The first movie Jean-Luc Godard directed, and the first French new wave movie I encountered, oozes style and insouciant sexiness. I adored every second of it—so much so that the next day I brought a screen shot of it to my hair stylist and had her attempt to replicate actress Jean Seberg’s chic pixie cut. (The only other time my movie obsession led to hairstyle emulation was for Run Lola Run, which vaulted into my top 5 movies ever upon first viewing.)
The plot, which is secondary to the look and characters in this film, revolves around Michel (Jean-Paul Belmondo) as he deals with the consequences of a crime inspired in part by his film noir heroes, particularly Humphrey Bogart. On the run from the law, he takes refuge in the company of an American girl named Patricia (Seberg) he’s casually dating. The couple, especially Michel, sometimes appear nihilistic; but that might be a front for their more romantic notions that keep cropping up in subtle ways. They do their best to pretend they don’t care, but we get the sense they actually do care—about each other, about what the rest of the world thinks of them, about their uncertain future.
Visually, this movie stands out for its long takes and jump cuts—an editing style that Godard pioneered and popularized. Shooting in black and white rather than color imbued the movie with a timeless cool, and led to gorgeous silhouettes and minor touches like the way cigarette smoke shades an intimate scene.

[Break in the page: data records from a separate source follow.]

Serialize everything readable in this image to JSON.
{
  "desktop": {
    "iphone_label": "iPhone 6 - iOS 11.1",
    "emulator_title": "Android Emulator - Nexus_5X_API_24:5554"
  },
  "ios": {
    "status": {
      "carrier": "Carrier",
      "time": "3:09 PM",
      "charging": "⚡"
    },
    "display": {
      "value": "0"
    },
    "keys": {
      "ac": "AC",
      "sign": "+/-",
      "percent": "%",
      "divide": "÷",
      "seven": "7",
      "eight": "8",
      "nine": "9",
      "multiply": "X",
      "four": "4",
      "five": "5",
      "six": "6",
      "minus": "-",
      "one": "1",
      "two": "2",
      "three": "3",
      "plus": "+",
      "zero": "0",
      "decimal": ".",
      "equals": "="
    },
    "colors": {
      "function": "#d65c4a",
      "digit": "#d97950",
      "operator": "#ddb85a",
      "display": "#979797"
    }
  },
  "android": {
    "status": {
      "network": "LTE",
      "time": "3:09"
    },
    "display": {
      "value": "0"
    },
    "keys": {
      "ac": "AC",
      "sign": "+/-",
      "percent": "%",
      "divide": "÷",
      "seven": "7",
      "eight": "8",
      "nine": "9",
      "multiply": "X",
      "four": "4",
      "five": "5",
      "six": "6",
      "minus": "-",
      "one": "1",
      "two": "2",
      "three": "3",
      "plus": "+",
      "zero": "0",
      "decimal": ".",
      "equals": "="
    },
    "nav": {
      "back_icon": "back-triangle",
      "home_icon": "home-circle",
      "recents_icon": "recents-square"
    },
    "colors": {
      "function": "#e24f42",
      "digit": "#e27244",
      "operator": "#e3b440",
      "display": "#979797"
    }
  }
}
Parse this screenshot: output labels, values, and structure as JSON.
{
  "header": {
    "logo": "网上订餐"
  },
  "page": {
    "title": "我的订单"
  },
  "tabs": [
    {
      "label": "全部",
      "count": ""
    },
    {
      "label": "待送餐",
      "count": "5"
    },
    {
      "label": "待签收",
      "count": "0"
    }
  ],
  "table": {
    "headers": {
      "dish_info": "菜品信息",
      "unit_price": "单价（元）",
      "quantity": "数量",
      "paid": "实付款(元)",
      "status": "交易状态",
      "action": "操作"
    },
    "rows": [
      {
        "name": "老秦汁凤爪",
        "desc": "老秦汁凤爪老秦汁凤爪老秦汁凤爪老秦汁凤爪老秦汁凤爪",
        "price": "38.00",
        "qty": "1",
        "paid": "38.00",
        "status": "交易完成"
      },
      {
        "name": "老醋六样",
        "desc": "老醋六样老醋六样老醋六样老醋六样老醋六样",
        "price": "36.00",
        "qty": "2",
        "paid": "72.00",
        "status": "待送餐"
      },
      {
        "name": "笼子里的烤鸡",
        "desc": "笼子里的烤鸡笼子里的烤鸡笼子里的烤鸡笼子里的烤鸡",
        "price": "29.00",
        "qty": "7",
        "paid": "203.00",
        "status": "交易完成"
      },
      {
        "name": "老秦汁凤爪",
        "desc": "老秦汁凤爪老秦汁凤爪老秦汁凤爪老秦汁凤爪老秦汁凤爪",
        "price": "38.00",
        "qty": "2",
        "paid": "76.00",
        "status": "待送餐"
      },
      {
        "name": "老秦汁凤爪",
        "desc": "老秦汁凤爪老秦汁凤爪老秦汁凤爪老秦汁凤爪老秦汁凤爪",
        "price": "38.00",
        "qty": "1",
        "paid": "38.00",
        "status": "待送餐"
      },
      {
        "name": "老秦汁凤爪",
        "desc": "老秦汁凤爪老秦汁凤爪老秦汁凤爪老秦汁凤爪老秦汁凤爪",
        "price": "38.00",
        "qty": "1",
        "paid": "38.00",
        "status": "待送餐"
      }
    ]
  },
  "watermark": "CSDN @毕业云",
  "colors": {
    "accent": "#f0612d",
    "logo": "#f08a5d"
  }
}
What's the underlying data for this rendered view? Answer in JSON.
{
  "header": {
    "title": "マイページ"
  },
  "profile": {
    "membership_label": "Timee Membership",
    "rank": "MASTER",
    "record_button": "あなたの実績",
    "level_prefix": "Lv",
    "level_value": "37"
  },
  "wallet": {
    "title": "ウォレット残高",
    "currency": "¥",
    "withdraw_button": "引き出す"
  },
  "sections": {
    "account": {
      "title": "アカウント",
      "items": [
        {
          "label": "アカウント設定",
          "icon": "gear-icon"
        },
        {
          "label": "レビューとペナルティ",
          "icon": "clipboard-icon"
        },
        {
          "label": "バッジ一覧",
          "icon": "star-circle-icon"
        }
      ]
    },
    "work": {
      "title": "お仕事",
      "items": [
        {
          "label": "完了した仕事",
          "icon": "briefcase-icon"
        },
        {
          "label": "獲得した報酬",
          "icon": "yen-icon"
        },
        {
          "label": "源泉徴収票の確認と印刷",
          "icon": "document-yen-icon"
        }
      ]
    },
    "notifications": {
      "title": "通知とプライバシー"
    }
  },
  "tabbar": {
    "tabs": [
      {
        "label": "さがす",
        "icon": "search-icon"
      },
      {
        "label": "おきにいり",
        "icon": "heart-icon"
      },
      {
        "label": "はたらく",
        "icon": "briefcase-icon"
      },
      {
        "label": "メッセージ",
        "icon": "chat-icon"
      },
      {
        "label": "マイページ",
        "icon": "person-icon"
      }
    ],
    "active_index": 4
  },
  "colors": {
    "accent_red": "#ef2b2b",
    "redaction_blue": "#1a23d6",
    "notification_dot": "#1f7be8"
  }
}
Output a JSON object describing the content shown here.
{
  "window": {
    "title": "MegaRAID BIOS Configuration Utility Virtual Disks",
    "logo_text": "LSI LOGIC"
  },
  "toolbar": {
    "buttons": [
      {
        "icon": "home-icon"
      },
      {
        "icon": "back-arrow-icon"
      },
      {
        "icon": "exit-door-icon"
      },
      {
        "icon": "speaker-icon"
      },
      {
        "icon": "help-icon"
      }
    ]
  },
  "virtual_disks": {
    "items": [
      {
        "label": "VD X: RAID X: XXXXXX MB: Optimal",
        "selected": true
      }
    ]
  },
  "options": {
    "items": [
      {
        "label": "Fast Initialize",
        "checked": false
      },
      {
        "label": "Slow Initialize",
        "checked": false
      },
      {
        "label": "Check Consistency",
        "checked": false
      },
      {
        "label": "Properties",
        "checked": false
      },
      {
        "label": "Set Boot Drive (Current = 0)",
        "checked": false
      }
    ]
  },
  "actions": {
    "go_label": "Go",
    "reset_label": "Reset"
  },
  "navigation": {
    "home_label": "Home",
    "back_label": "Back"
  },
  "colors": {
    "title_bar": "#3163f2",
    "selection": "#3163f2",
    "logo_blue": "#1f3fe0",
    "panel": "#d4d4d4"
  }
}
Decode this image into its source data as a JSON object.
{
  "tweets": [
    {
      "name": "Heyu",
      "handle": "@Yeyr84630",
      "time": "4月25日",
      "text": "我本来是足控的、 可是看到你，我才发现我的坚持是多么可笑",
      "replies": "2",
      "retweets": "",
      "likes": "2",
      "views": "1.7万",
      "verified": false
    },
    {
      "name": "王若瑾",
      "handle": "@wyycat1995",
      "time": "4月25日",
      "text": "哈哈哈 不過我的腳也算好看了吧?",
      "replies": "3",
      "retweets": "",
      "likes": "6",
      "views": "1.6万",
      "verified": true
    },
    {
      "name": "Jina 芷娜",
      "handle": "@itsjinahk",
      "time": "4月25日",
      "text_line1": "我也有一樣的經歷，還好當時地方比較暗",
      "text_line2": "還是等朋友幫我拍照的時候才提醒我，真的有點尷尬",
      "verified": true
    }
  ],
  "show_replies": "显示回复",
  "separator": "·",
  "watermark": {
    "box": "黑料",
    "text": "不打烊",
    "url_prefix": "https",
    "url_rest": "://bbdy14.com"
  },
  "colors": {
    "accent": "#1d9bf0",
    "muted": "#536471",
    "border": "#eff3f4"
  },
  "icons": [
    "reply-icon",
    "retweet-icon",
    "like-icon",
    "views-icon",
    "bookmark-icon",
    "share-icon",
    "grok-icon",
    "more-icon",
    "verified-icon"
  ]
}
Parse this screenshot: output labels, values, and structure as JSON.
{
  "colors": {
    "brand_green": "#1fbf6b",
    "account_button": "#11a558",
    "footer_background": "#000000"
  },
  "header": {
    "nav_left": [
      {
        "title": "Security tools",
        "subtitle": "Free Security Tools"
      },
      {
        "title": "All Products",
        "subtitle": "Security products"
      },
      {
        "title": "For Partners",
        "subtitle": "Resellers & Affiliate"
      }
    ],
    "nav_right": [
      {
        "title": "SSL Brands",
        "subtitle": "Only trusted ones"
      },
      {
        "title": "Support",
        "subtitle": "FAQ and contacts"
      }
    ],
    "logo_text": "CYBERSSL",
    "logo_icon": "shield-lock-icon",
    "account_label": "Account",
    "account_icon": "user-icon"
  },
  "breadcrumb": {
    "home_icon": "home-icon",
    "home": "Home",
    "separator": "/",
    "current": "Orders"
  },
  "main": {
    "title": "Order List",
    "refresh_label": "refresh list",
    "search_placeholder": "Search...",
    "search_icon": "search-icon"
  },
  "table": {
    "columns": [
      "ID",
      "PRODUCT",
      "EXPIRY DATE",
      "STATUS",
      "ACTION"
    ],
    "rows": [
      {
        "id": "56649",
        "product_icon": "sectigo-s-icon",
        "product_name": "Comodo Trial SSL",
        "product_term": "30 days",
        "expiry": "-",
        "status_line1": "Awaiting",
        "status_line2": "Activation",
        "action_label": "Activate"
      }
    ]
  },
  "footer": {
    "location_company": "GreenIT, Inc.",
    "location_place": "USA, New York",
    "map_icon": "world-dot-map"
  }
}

If you have been avoiding this movie for fear it might be pretentious or overrated, think again. It earns every bit of praise that’s been bestowed upon it, and just writing about it makes me want to watch it again right now.